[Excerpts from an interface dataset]
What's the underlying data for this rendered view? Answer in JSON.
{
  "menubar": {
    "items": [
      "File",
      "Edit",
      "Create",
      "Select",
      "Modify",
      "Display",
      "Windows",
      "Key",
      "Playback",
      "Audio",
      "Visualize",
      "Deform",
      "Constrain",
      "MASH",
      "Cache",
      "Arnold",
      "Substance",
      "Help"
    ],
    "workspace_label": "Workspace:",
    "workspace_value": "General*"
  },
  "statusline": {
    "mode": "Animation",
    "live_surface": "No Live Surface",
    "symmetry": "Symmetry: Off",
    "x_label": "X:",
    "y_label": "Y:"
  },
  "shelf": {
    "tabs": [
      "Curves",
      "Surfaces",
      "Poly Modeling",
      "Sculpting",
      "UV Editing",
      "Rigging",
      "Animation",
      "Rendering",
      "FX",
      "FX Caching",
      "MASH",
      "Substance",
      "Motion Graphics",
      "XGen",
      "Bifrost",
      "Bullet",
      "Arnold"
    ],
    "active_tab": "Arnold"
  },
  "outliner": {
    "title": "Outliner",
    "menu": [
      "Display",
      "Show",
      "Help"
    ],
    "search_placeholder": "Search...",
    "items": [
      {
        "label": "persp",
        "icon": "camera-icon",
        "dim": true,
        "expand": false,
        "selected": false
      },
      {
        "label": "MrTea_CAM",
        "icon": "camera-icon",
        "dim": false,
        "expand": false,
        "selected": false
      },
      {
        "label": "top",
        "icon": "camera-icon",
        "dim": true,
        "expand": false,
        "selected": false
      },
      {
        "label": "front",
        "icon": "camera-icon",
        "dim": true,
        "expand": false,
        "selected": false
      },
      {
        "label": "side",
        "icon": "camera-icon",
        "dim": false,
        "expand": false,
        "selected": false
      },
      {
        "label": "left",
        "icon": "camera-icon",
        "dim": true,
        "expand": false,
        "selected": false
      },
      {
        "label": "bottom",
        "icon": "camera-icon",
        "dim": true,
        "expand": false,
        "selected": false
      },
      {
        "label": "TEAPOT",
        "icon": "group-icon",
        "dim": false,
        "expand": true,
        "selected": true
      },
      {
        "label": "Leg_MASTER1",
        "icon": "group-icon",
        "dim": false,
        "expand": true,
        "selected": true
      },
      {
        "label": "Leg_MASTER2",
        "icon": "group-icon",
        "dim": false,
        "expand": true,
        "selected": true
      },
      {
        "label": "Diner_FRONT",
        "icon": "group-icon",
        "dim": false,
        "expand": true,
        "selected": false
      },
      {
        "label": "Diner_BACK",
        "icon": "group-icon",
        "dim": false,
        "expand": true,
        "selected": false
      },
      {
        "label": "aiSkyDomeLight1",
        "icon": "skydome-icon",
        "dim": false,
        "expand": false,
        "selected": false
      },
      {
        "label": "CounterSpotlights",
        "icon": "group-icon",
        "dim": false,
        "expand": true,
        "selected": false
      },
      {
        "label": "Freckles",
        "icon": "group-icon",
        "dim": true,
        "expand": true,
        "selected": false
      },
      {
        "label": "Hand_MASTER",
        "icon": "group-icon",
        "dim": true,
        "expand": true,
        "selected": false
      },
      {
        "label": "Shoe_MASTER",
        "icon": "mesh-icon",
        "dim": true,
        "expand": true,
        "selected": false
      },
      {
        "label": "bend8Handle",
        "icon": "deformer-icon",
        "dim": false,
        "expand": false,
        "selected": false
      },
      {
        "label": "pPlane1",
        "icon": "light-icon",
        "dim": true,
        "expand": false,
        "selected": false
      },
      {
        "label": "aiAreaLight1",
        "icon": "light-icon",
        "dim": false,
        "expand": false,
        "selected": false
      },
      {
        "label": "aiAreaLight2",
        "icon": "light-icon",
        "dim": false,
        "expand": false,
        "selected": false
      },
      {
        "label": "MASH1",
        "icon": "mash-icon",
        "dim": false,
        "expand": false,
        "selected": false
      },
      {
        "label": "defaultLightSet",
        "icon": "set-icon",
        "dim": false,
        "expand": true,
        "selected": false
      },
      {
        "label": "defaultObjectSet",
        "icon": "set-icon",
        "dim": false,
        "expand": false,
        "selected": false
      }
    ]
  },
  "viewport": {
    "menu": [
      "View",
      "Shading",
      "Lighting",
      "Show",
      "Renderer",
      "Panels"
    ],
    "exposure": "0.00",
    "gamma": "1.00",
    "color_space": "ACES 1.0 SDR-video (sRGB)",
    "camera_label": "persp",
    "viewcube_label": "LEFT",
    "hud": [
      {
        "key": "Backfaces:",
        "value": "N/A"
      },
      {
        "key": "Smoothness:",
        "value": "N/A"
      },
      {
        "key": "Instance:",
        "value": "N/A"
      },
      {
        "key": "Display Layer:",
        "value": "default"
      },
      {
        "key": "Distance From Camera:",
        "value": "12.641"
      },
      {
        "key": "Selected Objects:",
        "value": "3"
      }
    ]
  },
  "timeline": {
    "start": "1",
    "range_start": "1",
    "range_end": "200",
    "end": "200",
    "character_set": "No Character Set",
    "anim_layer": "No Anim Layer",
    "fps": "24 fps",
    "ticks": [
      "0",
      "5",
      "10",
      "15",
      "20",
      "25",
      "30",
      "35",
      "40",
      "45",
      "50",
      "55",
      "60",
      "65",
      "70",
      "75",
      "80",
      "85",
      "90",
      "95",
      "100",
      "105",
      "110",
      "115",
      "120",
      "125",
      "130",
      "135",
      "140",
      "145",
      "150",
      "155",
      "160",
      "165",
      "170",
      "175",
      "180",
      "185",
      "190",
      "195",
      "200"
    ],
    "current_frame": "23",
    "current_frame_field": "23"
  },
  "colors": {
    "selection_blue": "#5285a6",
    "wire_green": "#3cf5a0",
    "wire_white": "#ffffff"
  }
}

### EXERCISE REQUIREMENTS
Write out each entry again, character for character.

### WRITTEN SOLUTION
What's the underlying data for this rendered view? Answer in JSON.
{
  "menubar": {
    "items": [
      "File",
      "Edit",
      "Create",
      "Select",
      "Modify",
      "Display",
      "Windows",
      "Key",
      "Playback",
      "Audio",
      "Visualize",
      "Deform",
      "Constrain",
      "MASH",
      "Cache",
      "Arnold",
      "Substance",
      "Help"
    ],
    "workspace_label": "Workspace:",
    "workspace_value": "General*"
  },
  "statusline": {
    "mode": "Animation",
    "live_surface": "No Live Surface",
    "symmetry": "Symmetry: Off",
    "x_label": "X:",
    "y_label": "Y:"
  },
  "shelf": {
    "tabs": [
      "Curves",
      "Surfaces",
      "Poly Modeling",
      "Sculpting",
      "UV Editing",
      "Rigging",
      "Animation",
      "Rendering",
      "FX",
      "FX Caching",
      "MASH",
      "Substance",
      "Motion Graphics",
      "XGen",
      "Bifrost",
      "Bullet",
      "Arnold"
    ],
    "active_tab": "Arnold"
  },
  "outliner": {
    "title": "Outliner",
    "menu": [
      "Display",
      "Show",
      "Help"
    ],
    "search_placeholder": "Search...",
    "items": [
      {
        "label": "persp",
        "icon": "camera-icon",
        "dim": true,
        "expand": false,
        "selected": false
      },
      {
        "label": "MrTea_CAM",
        "icon": "camera-icon",
        "dim": false,
        "expand": false,
        "selected": false
      },
      {
        "label": "top",
        "icon": "camera-icon",
        "dim": true,
        "expand": false,
        "selected": false
      },
      {
        "label": "front",
        "icon": "camera-icon",
        "dim": true,
        "expand": false,
        "selected": false
      },
      {
        "label": "side",
        "icon": "camera-icon",
        "dim": false,
        "expand": false,
        "selected": false
      },
      {
        "label": "left",
        "icon": "camera-icon",
        "dim": true,
        "expand": false,
        "selected": false
      },
      {
        "label": "bottom",
        "icon": "camera-icon",
        "dim": true,
        "expand": false,
        "selected": false
      },
      {
        "label": "TEAPOT",
        "icon": "group-icon",
        "dim": false,
        "expand": true,
        "selected": true
      },
      {
        "label": "Leg_MASTER1",
        "icon": "group-icon",
        "dim": false,
        "expand": true,
        "selected": true
      },
      {
        "label": "Leg_MASTER2",
        "icon": "group-icon",
        "dim": false,
        "expand": true,
        "selected": true
      },
      {
        "label": "Diner_FRONT",
        "icon": "group-icon",
        "dim": false,
        "expand": true,
        "selected": false
      },
      {
        "label": "Diner_BACK",
        "icon": "group-icon",
        "dim": false,
        "expand": true,
        "selected": false
      },
      {
        "label": "aiSkyDomeLight1",
        "icon": "skydome-icon",
        "dim": false,
        "expand": false,
        "selected": false
      },
      {
        "label": "CounterSpotlights",
        "icon": "group-icon",
        "dim": false,
        "expand": true,
        "selected": false
      },
      {
        "label": "Freckles",
        "icon": "group-icon",
        "dim": true,
        "expand": true,
        "selected": false
      },
      {
        "label": "Hand_MASTER",
        "icon": "group-icon",
        "dim": true,
        "expand": true,
        "selected": false
      },
      {
        "label": "Shoe_MASTER",
        "icon": "mesh-icon",
        "dim": true,
        "expand": true,
        "selected": false
      },
      {
        "label": "bend8Handle",
        "icon": "deformer-icon",
        "dim": false,
        "expand": false,
        "selected": false
      },
      {
        "label": "pPlane1",
        "icon": "light-icon",
        "dim": true,
        "expand": false,
        "selected": false
      },
      {
        "label": "aiAreaLight1",
        "icon": "light-icon",
        "dim": false,
        "expand": false,
        "selected": false
      },
      {
        "label": "aiAreaLight2",
        "icon": "light-icon",
        "dim": false,
        "expand": false,
        "selected": false
      },
      {
        "label": "MASH1",
        "icon": "mash-icon",
        "dim": false,
        "expand": false,
        "selected": false
      },
      {
        "label": "defaultLightSet",
        "icon": "set-icon",
        "dim": false,
        "expand": true,
        "selected": false
      },
      {
        "label": "defaultObjectSet",
        "icon": "set-icon",
        "dim": false,
        "expand": false,
        "selected": false
      }
    ]
  },
  "viewport": {
    "menu": [
      "View",
      "Shading",
      "Lighting",
      "Show",
      "Renderer",
      "Panels"
    ],
    "exposure": "0.00",
    "gamma": "1.00",
    "color_space": "ACES 1.0 SDR-video (sRGB)",
    "camera_label": "persp",
    "viewcube_label": "LEFT",
    "hud": [
      {
        "key": "Backfaces:",
        "value": "N/A"
      },
      {
        "key": "Smoothness:",
        "value": "N/A"
      },
      {
        "key": "Instance:",
        "value": "N/A"
      },
      {
        "key": "Display Layer:",
        "value": "default"
      },
      {
        "key": "Distance From Camera:",
        "value": "12.641"
      },
      {
        "key": "Selected Objects:",
        "value": "3"
      }
    ]
  },
  "timeline": {
    "start": "1",
    "range_start": "1",
    "range_end": "200",
    "end": "200",
    "character_set": "No Character Set",
    "anim_layer": "No Anim Layer",
    "fps": "24 fps",
    "ticks": [
      "0",
      "5",
      "10",
      "15",
      "20",
      "25",
      "30",
      "35",
      "40",
      "45",
      "50",
      "55",
      "60",
      "65",
      "70",
      "75",
      "80",
      "85",
      "90",
      "95",
      "100",
      "105",
      "110",
      "115",
      "120",
      "125",
      "130",
      "135",
      "140",
      "145",
      "150",
      "155",
      "160",
      "165",
      "170",
      "175",
      "180",
      "185",
      "190",
      "195",
      "200"
    ],
    "current_frame": "23",
    "current_frame_field": "23"
  },
  "colors": {
    "selection_blue": "#5285a6",
    "wire_green": "#3cf5a0",
    "wire_white": "#ffffff"
  }
}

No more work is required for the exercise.